Darrell Lewis, M.D.

Duke University Medical Center , Durham, NC

Grant Program:

David Mahoney Neuroimaging Program

Funded in:

December 1999, for 3 years

Funding Amount:


Investigator Biographies

Darrell Lewis, M.D.

Professor of Pediatrics and Neurobiology, Duke University Medical Center



1. Predictors of development of acute hippocampal edema following complex febrile seizures will be the duration of ictal activity and focality of ictal activity.
2. Whether or not medial temporal sclerosis develops after a febrile seizure will be accurately predicted by a postictal radiological prognostic index comprising the anatomical extent of hippocampal edema, severity of edema, and type of edema.

1. To determine risk factors predicting acute hippocampal edema after complex febrile seizures. A multiple logistic regression model will be used to evaluate the following potential predictors of acute hippocampal edema: patient age, sex, body temperature, focality of seizures, number of seizures, number of anticonvulsants administered acutely, total seizure duration, and prior neurodevelopmental abnormalities.
2. To develop a MRI based prognostic index for predicting the development of medial temporal sclerosis following complex febrile seizures. Four standardized scores or measures from the acute postictal MRI will be used to develop the prognostic index; i) anatomical extent of hippocampal edema, ii) hippocampal T2 relaxation time constant (T2RT) iii) total hippocampal volume, and iv) hippocampal apparent diffusion constant for water (ADC) measured with diffusion weighted imaging (DWI). Presence and severity of medial temporal sclerosis seen on follow-up MRIs will be scored using the T2 relaxation time constant (T2RT) and total hippocampal volume as a measure of hippocampal atrophy.

Children under 6 years with complex febrile seizures will have initial postictal MRIs within 24 to 72 hours of the seizure and follow-up MRIs 4 months after the ictus. Hippocampal volume, T2RT and ADC values will be measured. Total hippocampal volumes, ADCs and T2RTs will be expressed as a standardized score using normal control means and standard deviations. The presence and severity of medial temporal sclerosis in follow-up MRIs will be scored based on total hippocampal volume and T2RTs. Using the acute and follow-up measures, a multiple logistic regression model will be used to predict the development of medial temporal sclerosis after febrile seizures.

Follow-on Funding:
Consequences of Prolonged Febrile Seizures in Childhood. (PI) NIH NINDS.

About 10 to 12% of the 150 enrolled children with febrile status epilepticus have MRI evidence of hippocampal injury due to the status.
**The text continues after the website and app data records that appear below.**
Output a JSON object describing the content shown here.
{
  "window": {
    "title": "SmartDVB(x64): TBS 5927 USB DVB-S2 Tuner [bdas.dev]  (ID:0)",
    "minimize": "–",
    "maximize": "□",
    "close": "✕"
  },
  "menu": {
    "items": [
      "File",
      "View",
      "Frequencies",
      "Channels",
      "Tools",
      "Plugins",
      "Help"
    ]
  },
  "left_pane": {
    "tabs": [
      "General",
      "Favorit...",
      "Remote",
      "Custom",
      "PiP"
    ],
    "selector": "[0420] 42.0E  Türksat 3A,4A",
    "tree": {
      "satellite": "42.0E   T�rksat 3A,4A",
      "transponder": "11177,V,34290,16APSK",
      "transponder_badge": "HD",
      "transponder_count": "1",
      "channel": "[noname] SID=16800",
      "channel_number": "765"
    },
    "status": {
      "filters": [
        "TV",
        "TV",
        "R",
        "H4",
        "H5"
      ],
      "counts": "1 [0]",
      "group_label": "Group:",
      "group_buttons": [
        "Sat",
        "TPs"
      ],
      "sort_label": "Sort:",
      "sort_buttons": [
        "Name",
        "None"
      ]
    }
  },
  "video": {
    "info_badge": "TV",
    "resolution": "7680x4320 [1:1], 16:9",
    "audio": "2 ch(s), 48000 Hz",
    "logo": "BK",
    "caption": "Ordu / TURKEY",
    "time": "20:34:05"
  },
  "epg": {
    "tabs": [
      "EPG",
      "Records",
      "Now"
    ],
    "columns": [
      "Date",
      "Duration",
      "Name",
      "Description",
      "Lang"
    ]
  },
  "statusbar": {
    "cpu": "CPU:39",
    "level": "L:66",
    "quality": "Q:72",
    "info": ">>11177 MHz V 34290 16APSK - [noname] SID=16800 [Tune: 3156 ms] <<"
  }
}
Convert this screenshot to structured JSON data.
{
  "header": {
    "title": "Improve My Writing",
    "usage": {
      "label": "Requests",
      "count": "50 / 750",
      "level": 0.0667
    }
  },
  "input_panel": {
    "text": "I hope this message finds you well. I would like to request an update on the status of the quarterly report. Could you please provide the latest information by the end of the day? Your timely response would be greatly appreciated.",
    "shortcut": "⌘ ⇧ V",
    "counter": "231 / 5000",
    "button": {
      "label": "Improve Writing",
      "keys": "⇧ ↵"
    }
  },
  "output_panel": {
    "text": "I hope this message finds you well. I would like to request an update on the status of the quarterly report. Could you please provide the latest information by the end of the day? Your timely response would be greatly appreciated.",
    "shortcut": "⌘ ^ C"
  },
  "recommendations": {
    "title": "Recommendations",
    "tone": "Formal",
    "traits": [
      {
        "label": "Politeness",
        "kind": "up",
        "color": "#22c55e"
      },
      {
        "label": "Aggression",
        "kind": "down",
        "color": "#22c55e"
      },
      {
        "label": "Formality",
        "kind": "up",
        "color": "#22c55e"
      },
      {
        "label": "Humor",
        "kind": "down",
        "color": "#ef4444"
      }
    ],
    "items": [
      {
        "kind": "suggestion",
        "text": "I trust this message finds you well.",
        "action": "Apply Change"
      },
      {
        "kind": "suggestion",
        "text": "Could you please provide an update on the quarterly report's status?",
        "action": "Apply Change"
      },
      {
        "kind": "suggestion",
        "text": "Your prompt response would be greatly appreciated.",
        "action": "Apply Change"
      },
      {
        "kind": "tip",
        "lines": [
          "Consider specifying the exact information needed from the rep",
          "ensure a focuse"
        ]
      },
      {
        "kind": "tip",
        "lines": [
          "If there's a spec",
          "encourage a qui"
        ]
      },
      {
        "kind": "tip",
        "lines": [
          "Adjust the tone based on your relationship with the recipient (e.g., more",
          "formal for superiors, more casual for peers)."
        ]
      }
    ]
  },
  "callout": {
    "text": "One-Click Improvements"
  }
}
This injury produces hippocampal growth failure and atrophy.

The degree of MRI abnormality, referred to as T2 signal intensity, is predictive of lasting hippocampal injury and atrophy. This cohort of children will be followed for 5 to 10 more years, provided funding is renewed, to determine who develops temporal lobe epilepsy.

Selected Publications

Vanlandingham K.E., Heinz J.E., Cavazos J.E., Lewis D.V. (1998). MRI evidence of hippocampal injury following prolonged, focal febrile convulsions. Annals of Neurology, 43:413-426.

Lewis D.V. (1999). Febrile convulsions and mesial temporal sclerosis. Current Opinion in Neurology, 12:197-201.

Mitchell, T.V., Lewis, D.V. (2001). Do prolonged febrile seizures injure the hippocampus: Human MRI studies. Febrile Seizures, Eds. T.Z. Baram and S. Shinnar.

Lewis, D.V., Barboriak D., MacFall, J.R., Provenzale, J.M., Mitchell, T.V., and VanLandingham, K.E.  (2002) Do Prolonged Febrile Seizures Produce Medial Temporal Sclerosis? Hypotheses, MRI Evidence and Unanswered Questions.  Prog in Brain Res, 135:263-278.